» **The problem**
Each line of the material below that holds the word "JSON" needs to be copied.

------ Dataset extract ------

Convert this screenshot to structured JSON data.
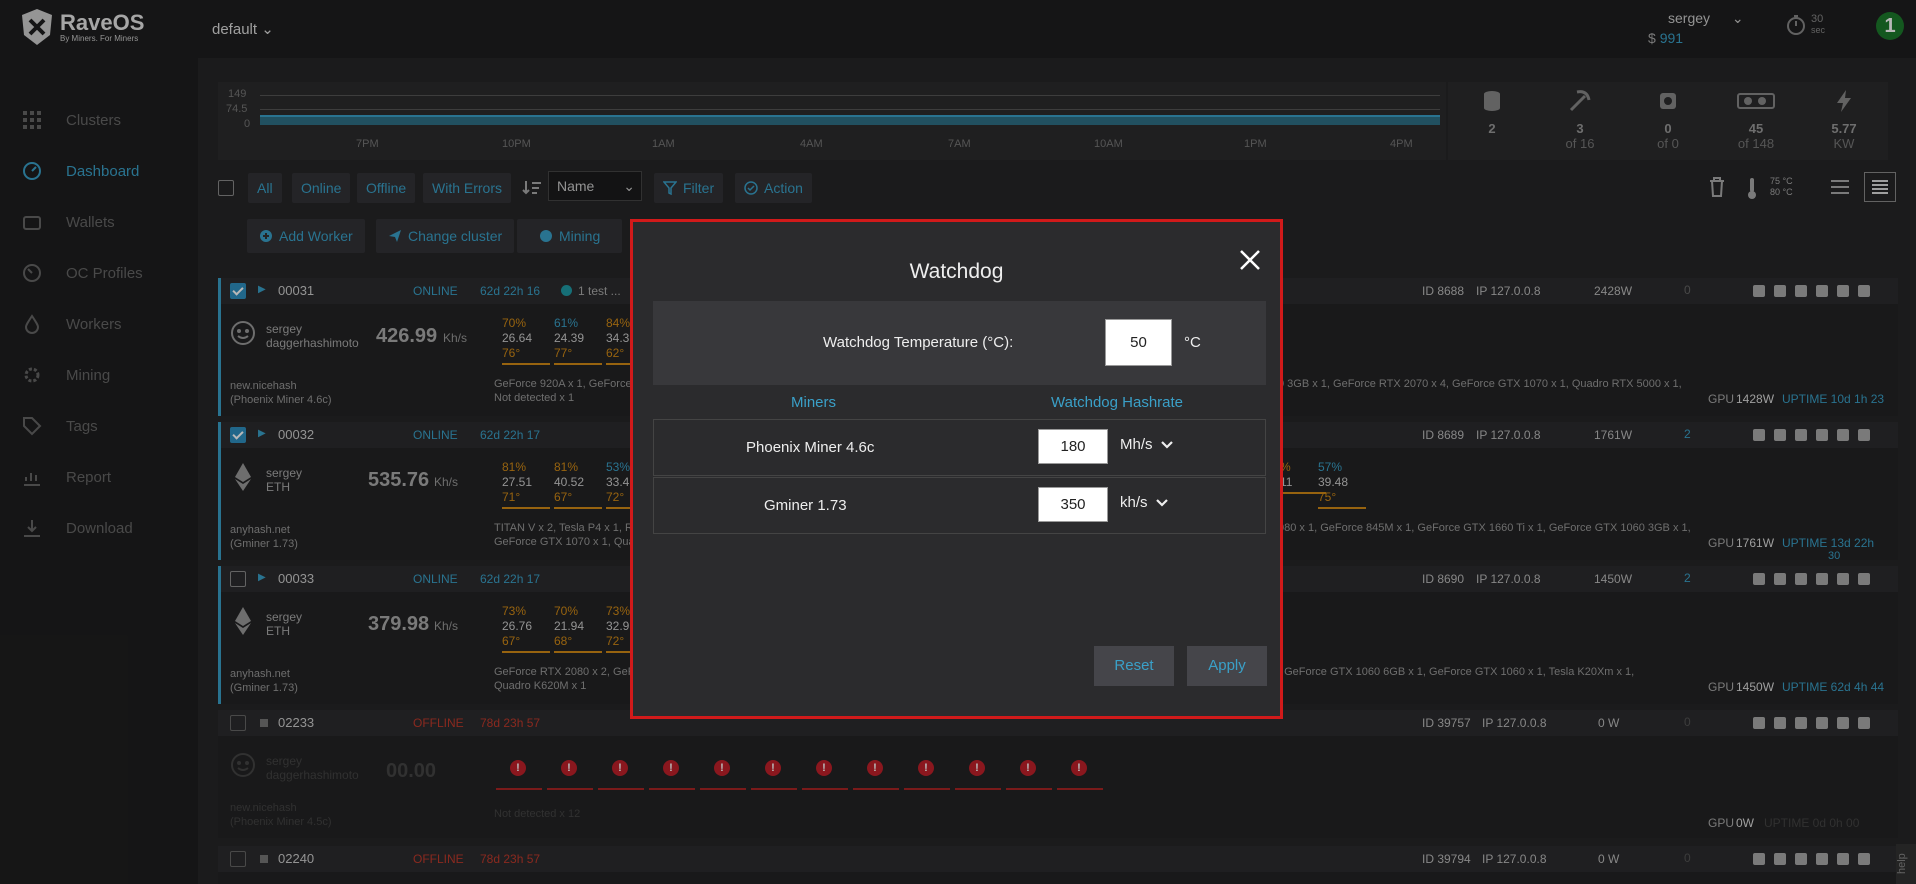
{
  "header": {
    "logo_title": "RaveOS",
    "logo_tagline": "By Miners. For Miners",
    "cluster": "default",
    "user": "sergey",
    "currency": "$",
    "balance": "991",
    "refresh_value": "30",
    "refresh_unit": "sec",
    "notifications": "1"
  },
  "sidebar": {
    "items": [
      {
        "label": "Clusters",
        "icon": "grid-icon"
      },
      {
        "label": "Dashboard",
        "icon": "dashboard-icon",
        "active": true
      },
      {
        "label": "Wallets",
        "icon": "wallet-icon"
      },
      {
        "label": "OC Profiles",
        "icon": "gauge-icon"
      },
      {
        "label": "Workers",
        "icon": "drop-icon"
      },
      {
        "label": "Mining",
        "icon": "settings-icon"
      },
      {
        "label": "Tags",
        "icon": "tag-icon"
      },
      {
        "label": "Report",
        "icon": "report-icon"
      },
      {
        "label": "Download",
        "icon": "download-icon"
      }
    ]
  },
  "chart": {
    "y_ticks": [
      "149",
      "74.5",
      "0"
    ],
    "x_ticks": [
      "7PM",
      "10PM",
      "1AM",
      "4AM",
      "7AM",
      "10AM",
      "1PM",
      "4PM"
    ]
  },
  "stats": [
    {
      "icon": "database-icon",
      "value": "2",
      "sub": ""
    },
    {
      "icon": "pickaxe-icon",
      "value": "3",
      "sub": "of 16"
    },
    {
      "icon": "chip-icon",
      "value": "0",
      "sub": "of 0"
    },
    {
      "icon": "gpu-icon",
      "value": "45",
      "sub": "of 148"
    },
    {
      "icon": "lightning-icon",
      "value": "5.77",
      "sub": "KW"
    }
  ],
  "toolbar": {
    "filters": [
      "All",
      "Online",
      "Offline",
      "With Errors"
    ],
    "sort_value": "Name",
    "filter_label": "Filter",
    "action_label": "Action",
    "temp_high": "75 °C",
    "temp_low": "80 °C",
    "add_worker": "Add Worker",
    "change_cluster": "Change cluster",
    "mining": "Mining"
  },
  "workers": [
    {
      "id": "00031",
      "status": "ONLINE",
      "uptime_short": "62d 22h 16",
      "note": "1 test ...",
      "owner": "sergey",
      "algo": "daggerhashimoto",
      "rate": "426.99",
      "rate_unit": "Kh/s",
      "pool": "new.nicehash",
      "miner": "(Phoenix Miner 4.6c)",
      "gpus": "GeForce 920A x 1, GeForce",
      "gpus2": "Not detected x 1",
      "gpus_right": "0 3GB x 1, GeForce RTX 2070 x 4, GeForce GTX 1070 x 1, Quadro RTX 5000 x 1,",
      "wid": "ID 8688",
      "ip": "IP 127.0.0.8",
      "power": "2428W",
      "alerts": "0",
      "gpu_power": "1428W",
      "uptime": "UPTIME 10d 1h 23",
      "cols": [
        [
          "70%",
          "26.64",
          "76°"
        ],
        [
          "61%",
          "24.39",
          "77°"
        ],
        [
          "84%",
          "34.3",
          "62°"
        ]
      ]
    },
    {
      "id": "00032",
      "status": "ONLINE",
      "uptime_short": "62d 22h 17",
      "owner": "sergey",
      "algo": "ETH",
      "rate": "535.76",
      "rate_unit": "Kh/s",
      "pool": "anyhash.net",
      "miner": "(Gminer 1.73)",
      "gpus": "TITAN V x 2, Tesla P4 x 1, Ra",
      "gpus2": "GeForce GTX 1070 x 1, Qua",
      "gpus_right": "080 x 1, GeForce 845M x 1, GeForce GTX 1660 Ti x 1, GeForce GTX 1060 3GB x 1,",
      "wid": "ID 8689",
      "ip": "IP 127.0.0.8",
      "power": "1761W",
      "alerts": "2",
      "gpu_power": "1761W",
      "uptime": "UPTIME 13d 22h",
      "uptime2": "30",
      "cols": [
        [
          "81%",
          "27.51",
          "71°"
        ],
        [
          "81%",
          "40.52",
          "67°"
        ],
        [
          "53%",
          "33.4",
          "72°"
        ]
      ],
      "cols_right": [
        [
          "%",
          "11",
          ""
        ],
        [
          "57%",
          "39.48",
          "75°"
        ]
      ]
    },
    {
      "id": "00033",
      "status": "ONLINE",
      "uptime_short": "62d 22h 17",
      "owner": "sergey",
      "algo": "ETH",
      "rate": "379.98",
      "rate_unit": "Kh/s",
      "pool": "anyhash.net",
      "miner": "(Gminer 1.73)",
      "gpus": "GeForce RTX 2080 x 2, GeFo",
      "gpus2": "Quadro K620M x 1",
      "gpus_right": ", GeForce GTX 1060 6GB x 1, GeForce GTX 1060 x 1, Tesla K20Xm x 1,",
      "wid": "ID 8690",
      "ip": "IP 127.0.0.8",
      "power": "1450W",
      "alerts": "2",
      "gpu_power": "1450W",
      "uptime": "UPTIME 62d 4h 44",
      "cols": [
        [
          "73%",
          "26.76",
          "67°"
        ],
        [
          "70%",
          "21.94",
          "68°"
        ],
        [
          "73%",
          "32.9",
          "72°"
        ]
      ]
    },
    {
      "id": "02233",
      "status": "OFFLINE",
      "uptime_short": "78d 23h 57",
      "owner": "sergey",
      "algo": "daggerhashimoto",
      "rate": "00.00",
      "pool": "new.nicehash",
      "miner": "(Phoenix Miner 4.5c)",
      "gpus": "Not detected x 12",
      "wid": "ID 39757",
      "ip": "IP 127.0.0.8",
      "power": "0 W",
      "alerts": "0",
      "gpu_power": "0W",
      "uptime": "UPTIME 0d 0h 00",
      "error_mark": "!"
    },
    {
      "id": "02240",
      "status": "OFFLINE",
      "uptime_short": "78d 23h 57",
      "wid": "ID 39794",
      "ip": "IP 127.0.0.8",
      "power": "0 W",
      "alerts": "0"
    }
  ],
  "labels": {
    "gpu": "GPU"
  },
  "modal": {
    "title": "Watchdog",
    "temp_label": "Watchdog Temperature (°C):",
    "temp_value": "50",
    "temp_unit": "°C",
    "col_miners": "Miners",
    "col_hashrate": "Watchdog Hashrate",
    "rows": [
      {
        "miner": "Phoenix Miner 4.6c",
        "value": "180",
        "unit": "Mh/s"
      },
      {
        "miner": "Gminer 1.73",
        "value": "350",
        "unit": "kh/s"
      }
    ],
    "reset": "Reset",
    "apply": "Apply"
  },
  "help": "help"
}
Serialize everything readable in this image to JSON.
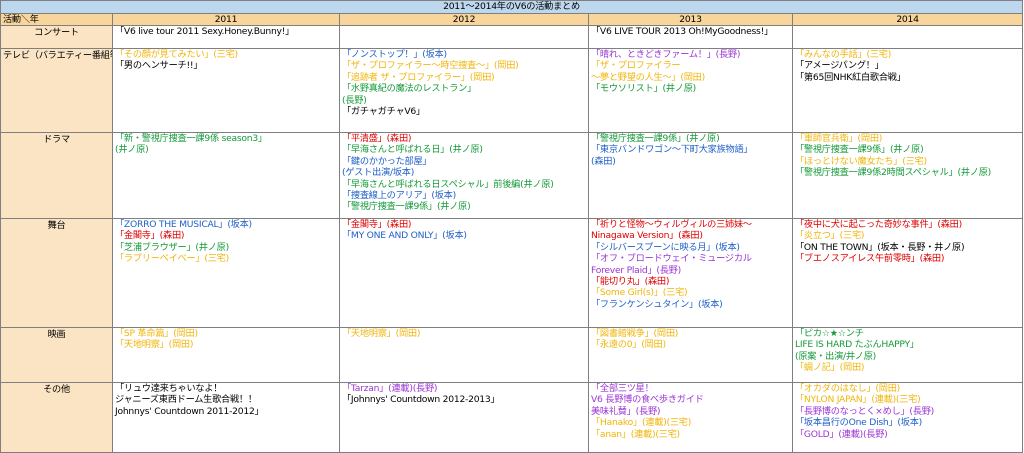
{
  "title": "2011～2014年のV6の活動まとめ",
  "header": {
    "corner": "活動＼年",
    "years": [
      "2011",
      "2012",
      "2013",
      "2014"
    ]
  },
  "colors": {
    "black": "#000000",
    "red": "#e00000",
    "blue": "#1f5fc9",
    "green": "#159a3a",
    "yellow": "#f1b50a",
    "purple": "#9b35d6",
    "orange": "#e36c09",
    "header_bg": "#f8d59a",
    "category_bg": "#fbe4c4",
    "title_bg": "#bdd7ee"
  },
  "rows": [
    {
      "category": "コンサート",
      "cells": [
        [
          {
            "text": "「V6 live tour 2011 Sexy.Honey.Bunny!」",
            "color": "black"
          }
        ],
        [],
        [
          {
            "text": "「V6 LIVE TOUR 2013 Oh!MyGoodness!」",
            "color": "black"
          }
        ],
        []
      ]
    },
    {
      "category": "テレビ（バラエティー番組等）",
      "cells": [
        [
          {
            "text": "「その顔が見てみたい」(三宅)",
            "color": "yellow"
          },
          {
            "text": "「男のヘンサーチ!!」",
            "color": "black"
          }
        ],
        [
          {
            "text": "「ノンストップ！」(坂本)",
            "color": "blue"
          },
          {
            "text": "「ザ・プロファイラー～時空捜査～」(岡田)",
            "color": "yellow"
          },
          {
            "text": "「追跡者 ザ・プロファイラー」(岡田)",
            "color": "yellow"
          },
          {
            "text": "「水野真紀の魔法のレストラン」",
            "color": "green"
          },
          {
            "text": "(長野)",
            "color": "green"
          },
          {
            "text": "「ガチャガチャV6」",
            "color": "black"
          }
        ],
        [
          {
            "text": "「晴れ、ときどきファーム！」(長野)",
            "color": "purple"
          },
          {
            "text": "「ザ・プロファイラー",
            "color": "yellow"
          },
          {
            "text": "～夢と野望の人生～」(岡田)",
            "color": "yellow"
          },
          {
            "text": "「モウソリスト」(井ノ原)",
            "color": "green"
          }
        ],
        [
          {
            "text": "「みんなの手話」(三宅)",
            "color": "yellow"
          },
          {
            "text": "「アメージパング！」",
            "color": "black"
          },
          {
            "text": "「第65回NHK紅白歌合戦」",
            "color": "black"
          }
        ]
      ]
    },
    {
      "category": "ドラマ",
      "cells": [
        [
          {
            "text": "「新・警視庁捜査一課9係 season3」",
            "color": "green"
          },
          {
            "text": "(井ノ原)",
            "color": "green"
          }
        ],
        [
          {
            "text": "「平清盛」(森田)",
            "color": "red"
          },
          {
            "text": "「早海さんと呼ばれる日」(井ノ原)",
            "color": "green"
          },
          {
            "text": "「鍵のかかった部屋」",
            "color": "blue"
          },
          {
            "text": "(ゲスト出演/坂本)",
            "color": "blue"
          },
          {
            "text": "「早海さんと呼ばれる日スペシャル」前後編(井ノ原)",
            "color": "green"
          },
          {
            "text": "「捜査線上のアリア」(坂本)",
            "color": "blue"
          },
          {
            "text": "「警視庁捜査一課9係」(井ノ原)",
            "color": "green"
          }
        ],
        [
          {
            "text": "「警視庁捜査一課9係」(井ノ原)",
            "color": "green"
          },
          {
            "text": "「東京バンドワゴン～下町大家族物語」",
            "color": "blue"
          },
          {
            "text": "(森田)",
            "color": "blue"
          }
        ],
        [
          {
            "text": "「軍師官兵衛」(岡田)",
            "color": "yellow"
          },
          {
            "text": "「警視庁捜査一課9係」(井ノ原)",
            "color": "green"
          },
          {
            "text": "「ほっとけない魔女たち」(三宅)",
            "color": "yellow"
          },
          {
            "text": "「警視庁捜査一課9係2時間スペシャル」(井ノ原)",
            "color": "green"
          }
        ]
      ]
    },
    {
      "category": "舞台",
      "cells": [
        [
          {
            "text": "「ZORRO THE MUSICAL」(坂本)",
            "color": "blue"
          },
          {
            "text": "「金閣寺」(森田)",
            "color": "red"
          },
          {
            "text": "「芝浦ブラウザー」(井ノ原)",
            "color": "green"
          },
          {
            "text": "「ラブリーベイベー」(三宅)",
            "color": "yellow"
          }
        ],
        [
          {
            "text": "「金閣寺」(森田)",
            "color": "red"
          },
          {
            "text": "「MY ONE AND ONLY」(坂本)",
            "color": "blue"
          }
        ],
        [
          {
            "text": "「祈りと怪物～ウィルヴィルの三姉妹～",
            "color": "red"
          },
          {
            "text": "Ninagawa Version」(森田)",
            "color": "red"
          },
          {
            "text": "「シルバースプーンに映る月」(坂本)",
            "color": "blue"
          },
          {
            "text": "「オフ・ブロードウェイ・ミュージカル",
            "color": "purple"
          },
          {
            "text": "  Forever Plaid」(長野)",
            "color": "purple"
          },
          {
            "text": "「能切り丸」(森田)",
            "color": "red"
          },
          {
            "text": "「Some Girl(s)」(三宅)",
            "color": "yellow"
          },
          {
            "text": "「フランケンシュタイン」(坂本)",
            "color": "blue"
          }
        ],
        [
          {
            "text": "「夜中に犬に起こった奇妙な事件」(森田)",
            "color": "red"
          },
          {
            "text": "「炎立つ」(三宅)",
            "color": "yellow"
          },
          {
            "text": "「ON THE TOWN」(坂本・長野・井ノ原)",
            "color": "black"
          },
          {
            "text": "「ブエノスアイレス午前零時」(森田)",
            "color": "red"
          }
        ]
      ]
    },
    {
      "category": "映画",
      "cells": [
        [
          {
            "text": "「SP 革命篇」(岡田)",
            "color": "yellow"
          },
          {
            "text": "「天地明察」(岡田)",
            "color": "yellow"
          }
        ],
        [
          {
            "text": "「天地明察」(岡田)",
            "color": "yellow"
          }
        ],
        [
          {
            "text": "「図書館戦争」(岡田)",
            "color": "yellow"
          },
          {
            "text": "「永遠の0」(岡田)",
            "color": "yellow"
          }
        ],
        [
          {
            "text": "「ピカ☆★☆ンチ",
            "color": "green"
          },
          {
            "text": "LIFE IS HARD たぶんHAPPY」",
            "color": "green"
          },
          {
            "text": "(原案・出演/井ノ原)",
            "color": "green"
          },
          {
            "text": "「蜩ノ記」(岡田)",
            "color": "yellow"
          }
        ]
      ]
    },
    {
      "category": "その他",
      "cells": [
        [
          {
            "text": "「リュウ達来ちゃいなよ！",
            "color": "black"
          },
          {
            "text": "ジャニーズ東西ドーム生歌合戦！！",
            "color": "black"
          },
          {
            "text": "Johnnys' Countdown 2011-2012」",
            "color": "black"
          }
        ],
        [
          {
            "text": "「Tarzan」(連載)(長野)",
            "color": "purple"
          },
          {
            "text": "「Johnnys' Countdown 2012-2013」",
            "color": "black"
          }
        ],
        [
          {
            "text": "「全部三ツ星！",
            "color": "purple"
          },
          {
            "text": "V6 長野博の食べ歩きガイド",
            "color": "purple"
          },
          {
            "text": "美味礼賛」(長野)",
            "color": "purple"
          },
          {
            "text": "「Hanako」(連載)(三宅)",
            "color": "yellow"
          },
          {
            "text": "「anan」(連載)(三宅)",
            "color": "yellow"
          }
        ],
        [
          {
            "text": "「オカダのはなし」(岡田)",
            "color": "yellow"
          },
          {
            "text": "「NYLON JAPAN」(連載)(三宅)",
            "color": "yellow"
          },
          {
            "text": "「長野博のなっとく×めし」(長野)",
            "color": "purple"
          },
          {
            "text": "「坂本昌行のOne Dish」(坂本)",
            "color": "blue"
          },
          {
            "text": "「GOLD」(連載)(長野)",
            "color": "purple"
          }
        ]
      ]
    }
  ]
}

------

» **Solution below**
Convert this screenshot to structured JSON data.
Serialize everything readable in this image to JSON.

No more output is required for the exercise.